Dataset rows for apps and sites
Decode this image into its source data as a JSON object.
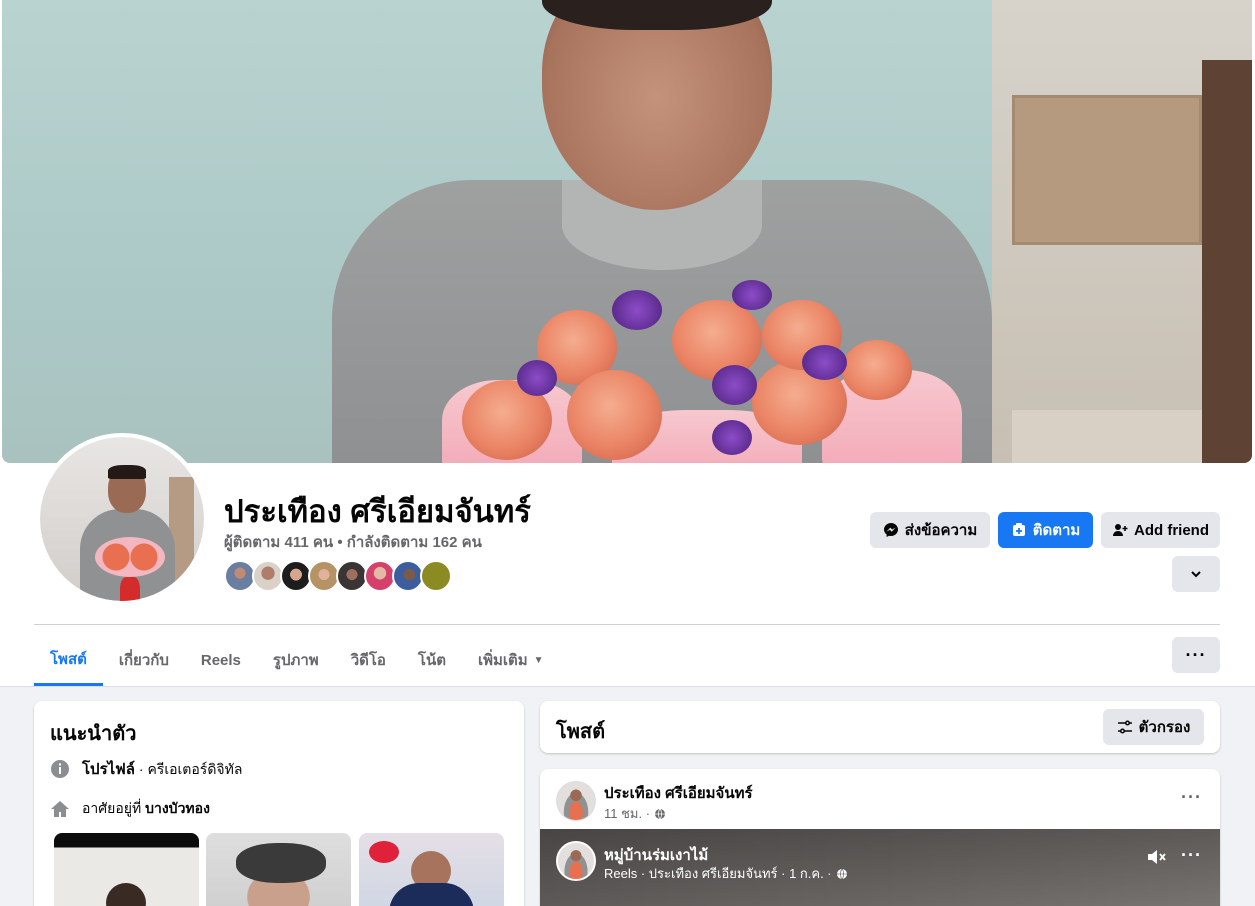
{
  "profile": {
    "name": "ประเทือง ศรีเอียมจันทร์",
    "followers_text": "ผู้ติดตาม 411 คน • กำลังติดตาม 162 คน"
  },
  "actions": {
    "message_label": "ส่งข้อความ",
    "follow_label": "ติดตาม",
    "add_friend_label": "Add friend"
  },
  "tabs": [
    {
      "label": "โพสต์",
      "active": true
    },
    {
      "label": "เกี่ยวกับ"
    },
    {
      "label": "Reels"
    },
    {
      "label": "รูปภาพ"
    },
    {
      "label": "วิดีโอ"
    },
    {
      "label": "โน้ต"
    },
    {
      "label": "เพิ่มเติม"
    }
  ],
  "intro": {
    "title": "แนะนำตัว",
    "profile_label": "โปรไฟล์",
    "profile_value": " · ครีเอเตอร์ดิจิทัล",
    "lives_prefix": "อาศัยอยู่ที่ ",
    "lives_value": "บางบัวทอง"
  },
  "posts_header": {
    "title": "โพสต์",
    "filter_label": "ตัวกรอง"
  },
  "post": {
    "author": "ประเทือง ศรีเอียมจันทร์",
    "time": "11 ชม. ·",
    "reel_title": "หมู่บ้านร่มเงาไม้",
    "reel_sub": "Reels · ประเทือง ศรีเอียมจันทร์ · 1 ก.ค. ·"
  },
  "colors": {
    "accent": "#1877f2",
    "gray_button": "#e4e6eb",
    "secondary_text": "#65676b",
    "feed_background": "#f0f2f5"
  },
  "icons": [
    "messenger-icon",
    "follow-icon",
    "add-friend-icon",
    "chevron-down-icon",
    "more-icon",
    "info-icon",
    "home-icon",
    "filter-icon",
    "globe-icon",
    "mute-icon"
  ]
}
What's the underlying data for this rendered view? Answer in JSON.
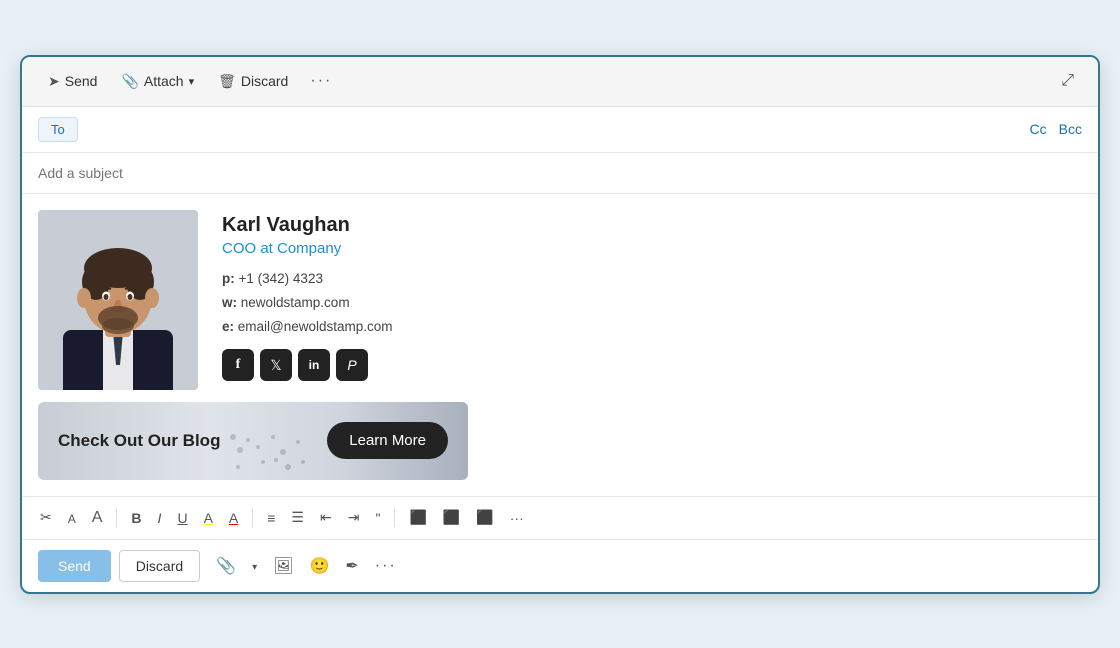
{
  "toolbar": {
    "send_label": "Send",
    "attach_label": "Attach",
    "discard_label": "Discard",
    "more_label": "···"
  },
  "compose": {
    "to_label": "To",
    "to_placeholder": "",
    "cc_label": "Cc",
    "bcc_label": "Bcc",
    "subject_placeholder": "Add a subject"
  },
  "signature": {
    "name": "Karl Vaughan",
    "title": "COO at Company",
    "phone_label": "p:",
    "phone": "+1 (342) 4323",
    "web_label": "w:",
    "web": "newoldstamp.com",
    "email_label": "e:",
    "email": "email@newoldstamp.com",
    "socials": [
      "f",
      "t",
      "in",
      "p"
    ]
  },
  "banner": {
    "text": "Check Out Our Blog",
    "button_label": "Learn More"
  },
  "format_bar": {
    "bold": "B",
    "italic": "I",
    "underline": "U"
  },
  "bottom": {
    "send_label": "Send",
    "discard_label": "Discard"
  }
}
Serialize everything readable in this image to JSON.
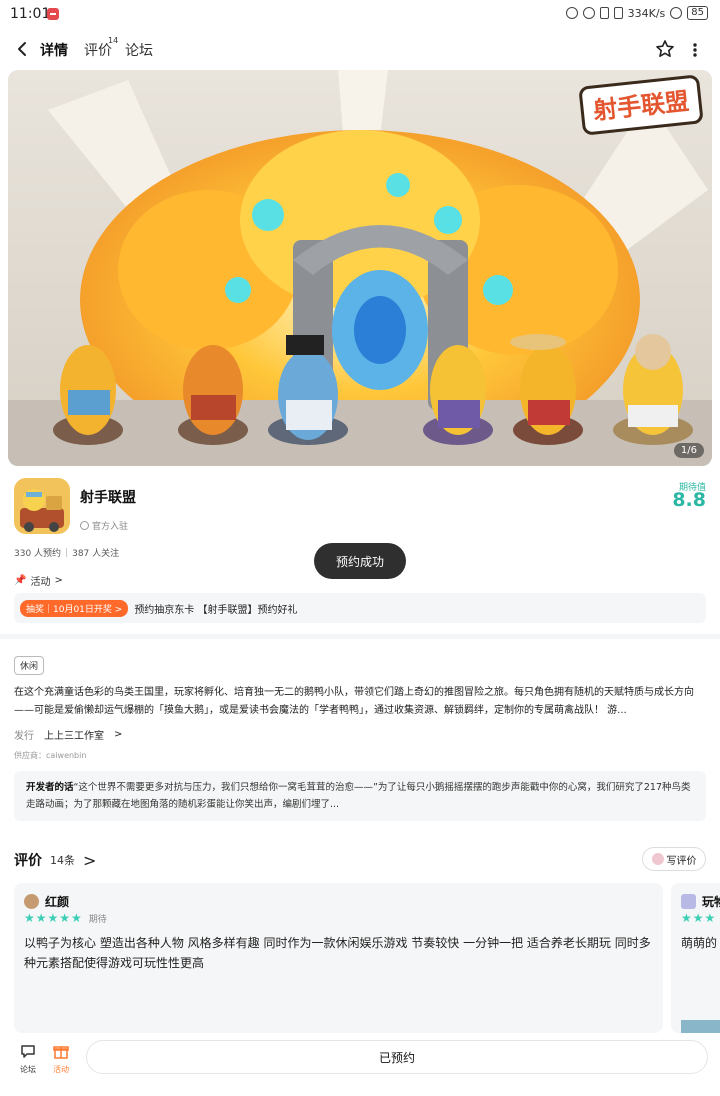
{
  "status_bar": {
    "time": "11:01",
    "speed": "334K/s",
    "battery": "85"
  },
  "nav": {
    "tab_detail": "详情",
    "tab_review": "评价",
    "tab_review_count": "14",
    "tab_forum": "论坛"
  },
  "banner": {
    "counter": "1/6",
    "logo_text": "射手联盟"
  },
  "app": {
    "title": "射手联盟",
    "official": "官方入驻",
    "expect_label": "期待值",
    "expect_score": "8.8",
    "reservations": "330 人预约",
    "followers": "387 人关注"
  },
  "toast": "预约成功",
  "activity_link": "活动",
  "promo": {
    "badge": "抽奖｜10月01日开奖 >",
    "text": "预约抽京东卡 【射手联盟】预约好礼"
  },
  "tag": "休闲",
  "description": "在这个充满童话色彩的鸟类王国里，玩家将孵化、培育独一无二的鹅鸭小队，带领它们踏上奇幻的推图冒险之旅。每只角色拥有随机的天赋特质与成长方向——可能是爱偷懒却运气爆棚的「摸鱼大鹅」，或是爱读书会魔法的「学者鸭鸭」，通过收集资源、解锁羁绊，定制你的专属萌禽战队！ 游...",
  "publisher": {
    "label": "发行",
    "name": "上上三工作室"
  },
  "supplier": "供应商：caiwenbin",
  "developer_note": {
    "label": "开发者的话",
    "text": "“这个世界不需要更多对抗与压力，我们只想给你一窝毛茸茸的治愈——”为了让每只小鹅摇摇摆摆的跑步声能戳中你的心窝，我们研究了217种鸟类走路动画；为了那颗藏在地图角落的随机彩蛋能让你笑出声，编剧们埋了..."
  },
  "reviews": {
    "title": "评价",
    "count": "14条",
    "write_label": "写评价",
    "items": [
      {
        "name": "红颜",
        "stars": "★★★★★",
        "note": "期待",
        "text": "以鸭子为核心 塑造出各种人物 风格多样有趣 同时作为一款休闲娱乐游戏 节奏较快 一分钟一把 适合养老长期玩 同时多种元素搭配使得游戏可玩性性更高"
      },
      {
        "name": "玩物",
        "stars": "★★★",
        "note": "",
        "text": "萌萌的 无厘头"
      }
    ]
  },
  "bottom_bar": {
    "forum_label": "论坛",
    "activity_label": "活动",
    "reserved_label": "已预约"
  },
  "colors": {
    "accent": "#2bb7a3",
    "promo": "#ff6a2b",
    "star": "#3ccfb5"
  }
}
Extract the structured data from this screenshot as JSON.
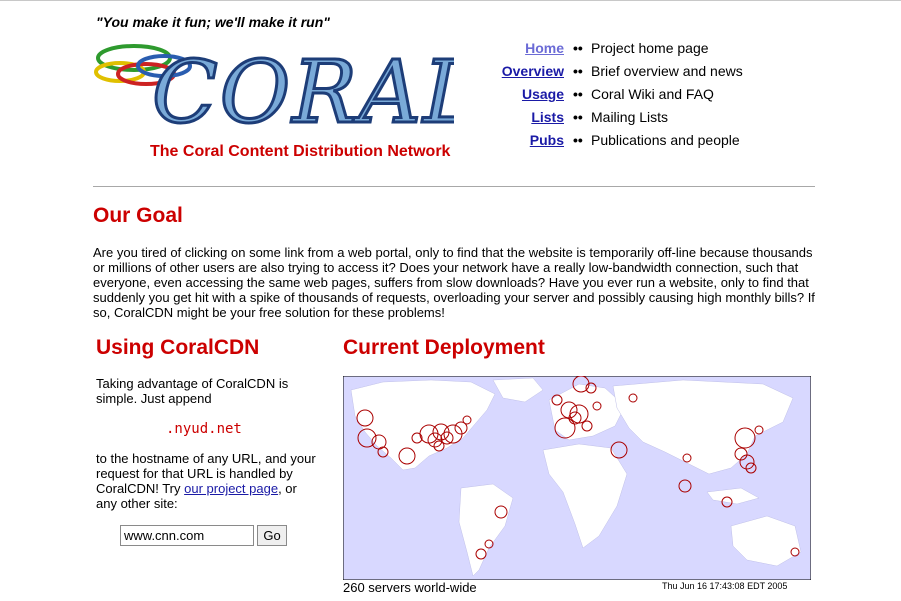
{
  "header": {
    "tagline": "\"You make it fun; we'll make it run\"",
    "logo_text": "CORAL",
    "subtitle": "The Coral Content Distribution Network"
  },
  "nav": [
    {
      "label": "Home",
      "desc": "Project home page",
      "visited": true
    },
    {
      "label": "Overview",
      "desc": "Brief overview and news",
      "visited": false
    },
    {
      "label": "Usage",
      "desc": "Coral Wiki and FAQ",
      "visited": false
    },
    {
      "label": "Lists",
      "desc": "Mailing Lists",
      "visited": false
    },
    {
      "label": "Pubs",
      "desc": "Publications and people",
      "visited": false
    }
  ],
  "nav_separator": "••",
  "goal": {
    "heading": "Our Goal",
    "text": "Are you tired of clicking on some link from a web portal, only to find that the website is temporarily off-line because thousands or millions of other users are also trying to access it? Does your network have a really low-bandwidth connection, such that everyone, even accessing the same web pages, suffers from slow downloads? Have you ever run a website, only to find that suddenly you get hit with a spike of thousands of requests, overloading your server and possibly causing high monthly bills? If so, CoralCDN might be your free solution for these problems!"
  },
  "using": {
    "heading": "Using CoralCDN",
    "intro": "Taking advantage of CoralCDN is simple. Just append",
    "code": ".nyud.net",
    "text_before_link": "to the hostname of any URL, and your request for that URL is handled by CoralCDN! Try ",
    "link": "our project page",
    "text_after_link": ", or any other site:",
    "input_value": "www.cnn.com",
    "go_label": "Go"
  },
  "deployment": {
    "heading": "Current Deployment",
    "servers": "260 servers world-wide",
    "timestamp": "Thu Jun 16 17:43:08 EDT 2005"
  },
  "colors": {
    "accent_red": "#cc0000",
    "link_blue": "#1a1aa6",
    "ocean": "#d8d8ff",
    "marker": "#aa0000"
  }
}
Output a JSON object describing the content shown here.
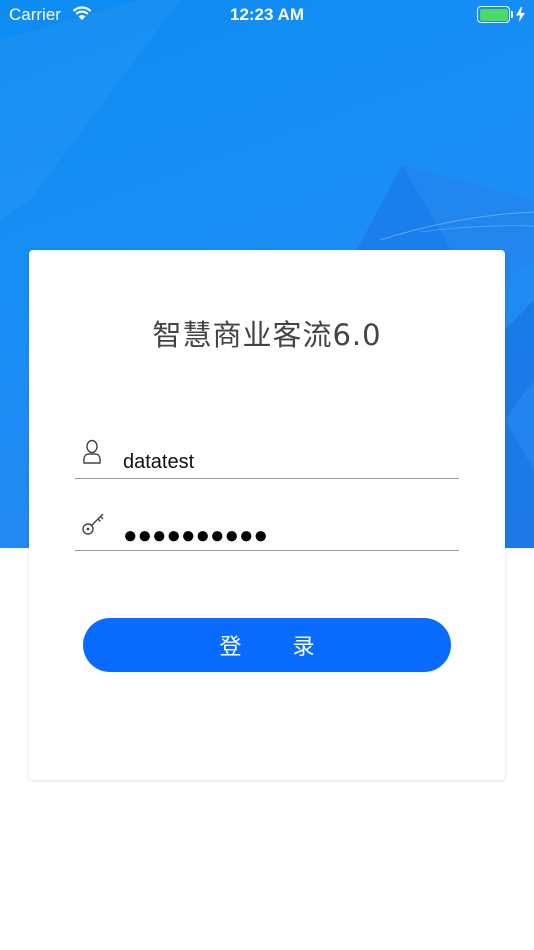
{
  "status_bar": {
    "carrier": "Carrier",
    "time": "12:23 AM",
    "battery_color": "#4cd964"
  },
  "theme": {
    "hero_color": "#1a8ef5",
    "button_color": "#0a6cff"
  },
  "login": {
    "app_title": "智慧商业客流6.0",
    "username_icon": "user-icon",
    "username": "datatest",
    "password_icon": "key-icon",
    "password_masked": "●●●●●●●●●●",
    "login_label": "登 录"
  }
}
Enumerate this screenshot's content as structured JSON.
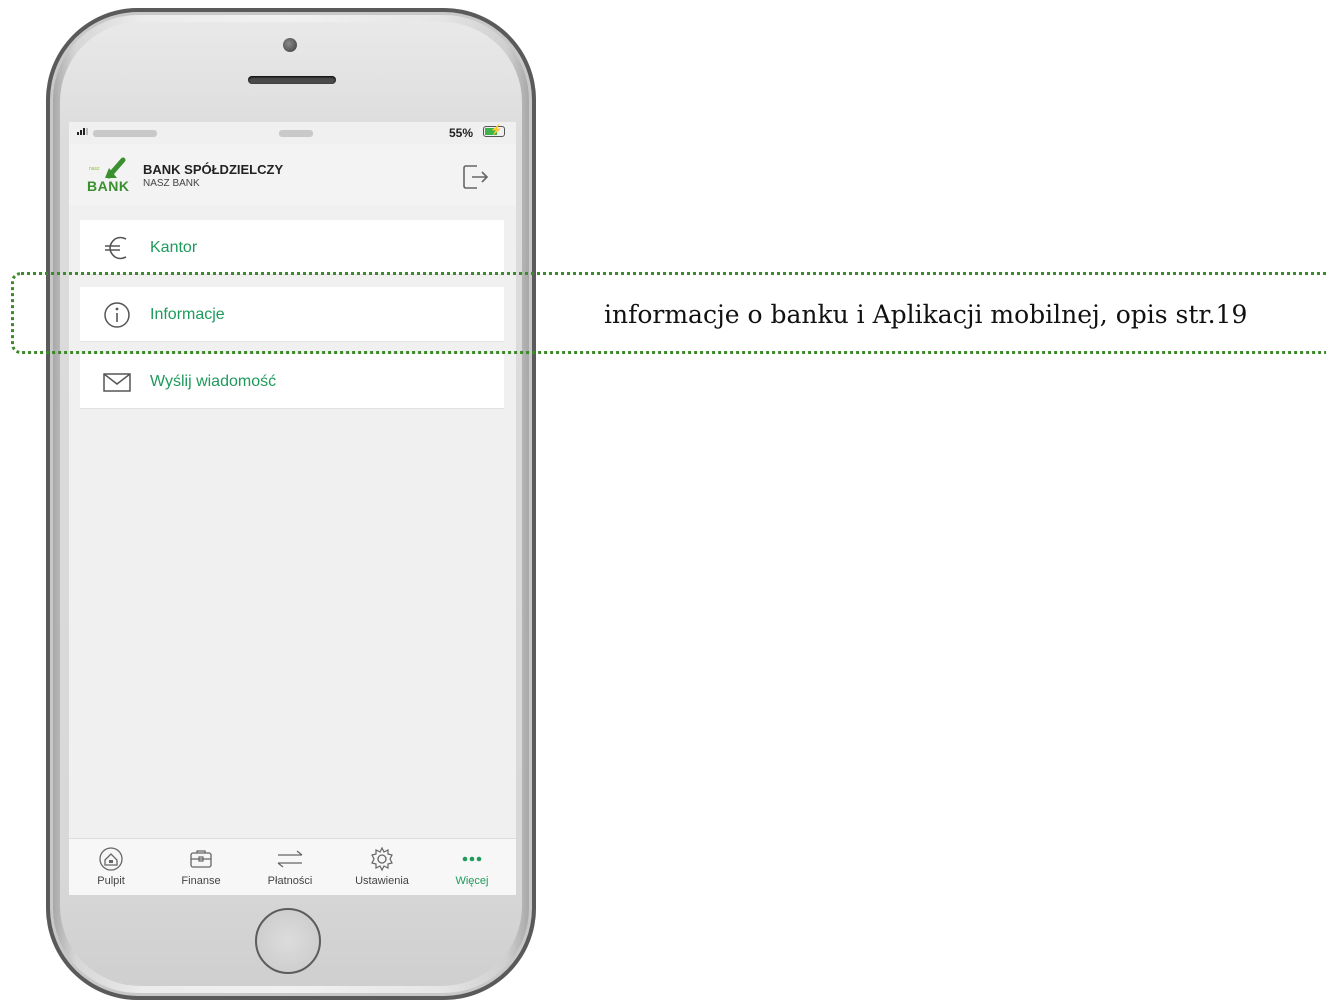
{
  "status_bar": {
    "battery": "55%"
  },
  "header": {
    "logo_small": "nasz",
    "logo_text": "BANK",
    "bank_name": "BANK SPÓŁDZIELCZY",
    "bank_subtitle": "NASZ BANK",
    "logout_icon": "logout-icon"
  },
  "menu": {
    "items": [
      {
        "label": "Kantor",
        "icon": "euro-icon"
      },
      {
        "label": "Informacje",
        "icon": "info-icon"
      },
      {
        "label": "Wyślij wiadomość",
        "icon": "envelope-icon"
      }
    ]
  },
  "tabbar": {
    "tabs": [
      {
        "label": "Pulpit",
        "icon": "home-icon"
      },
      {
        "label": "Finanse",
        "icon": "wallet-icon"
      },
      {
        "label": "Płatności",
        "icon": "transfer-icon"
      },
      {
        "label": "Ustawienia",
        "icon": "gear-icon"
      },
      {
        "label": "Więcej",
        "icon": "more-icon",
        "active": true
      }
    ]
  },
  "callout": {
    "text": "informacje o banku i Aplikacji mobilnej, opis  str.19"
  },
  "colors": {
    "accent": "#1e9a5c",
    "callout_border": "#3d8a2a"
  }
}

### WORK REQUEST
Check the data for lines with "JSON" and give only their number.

### RESULT OF THIS TASK
6